|17||Li, D. et al., "Nanofibers of Conjugated Polymers Prepared by Electrospinning with a Two-Capillary Spinneret," Advanced Materials, vol. 16, No. 22, pp. 2062-2066 (Nov. 18, 2004).|
|18||Li, X. et al., "Non-porous ultra-high specific surface ultrafme fibers," Chinese Science Bulletin, vol. 49, No. 22, pp. 2368-2371 (Nov. 2004).|
|19||Louis, C. et al., "Morphological, thermal and mechanical properties of rubber and polysulfone blends," Polymer, vol. 42, pp. 7107-7115 (2001).|
|20||Mit-uppatham, C. et al., "Ultrafine Electrospun Polyamide-6 Fibers: Effect of Solution Conditions on Morphology and Average Fiber Diameter," Macromolecular Chemistry and Physics, vol. 205, pp. 2327-2338 (2004).|
|21||Oyanguren, P. et al., "Development of bicontinuous morphologies in polysulfone-epoxy blends," Polymer, vol. 40, pp. 5249-5255 (1999).|
|22||Sen, D. et al., "Small-Angle X-Ray Scattering Study of Porous Polysulfone and Poly(Vinyl Pyrrolidone)/Polysulfone Blend Membranes," J. Macromol. Sci.-Phys., vol.

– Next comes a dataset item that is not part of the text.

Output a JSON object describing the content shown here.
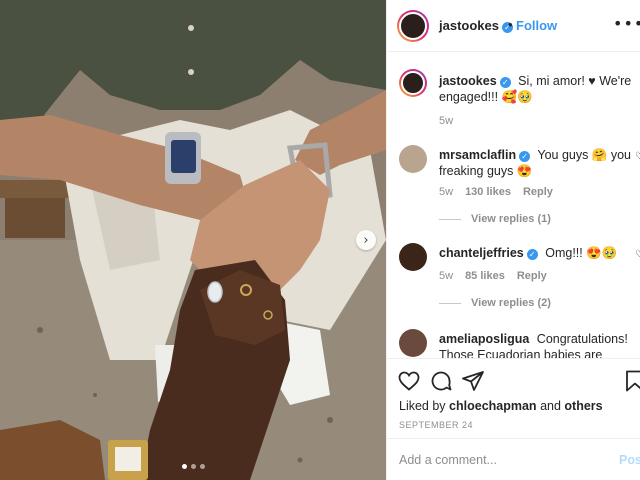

B39, No. 2, pp. 235-243 (2000).|
|23||Woo, T. et al., "Poly(amic ester-co-imides) with Different Ratios of Amic Ester and Imide Moieties: Thermally Stable Precursors for Copolyimides," Bull. Korean Chem. Soc., vol. 20, No. 2, pp. 1-3 (1999).|
|24||Yang, Q. et al., "Influence of Solvents on the Formation of Ultrathin Uniform Poly(vinyl pyrrolidone) Nanofibers with Electrospinning," Journal of Polymer Science: Part B: Polymer Physics, vol. 42, pp. 3721-3726 (2004).|
|25||Yoo, J. et al., "Novel ultrafiltration membranes prepared from the new miscible blends of polysulfone with poly(1-vinylpyrrolidone-co-styrene) copolymers," Journal of Membrane Science, vol. 216, pp. 95-106 (2003).|
|26||Yuan, X. et al., "Morphology of ultrafme polysulfone fibers prepared by electrospinning," Polymer International, vol. 53, No. 11, pp. 1704-1710 (Nov. 2004).|
|Clasificación de EE.UU.||210/500.41, 95/273, 210/500.42|
|Clasificación internacional||B01D46/54, B01D71/28, B01D71/68, B01D61/00|
|Clasificación cooperativa||Y10T428/298, B01D39/1623, B01D39/02|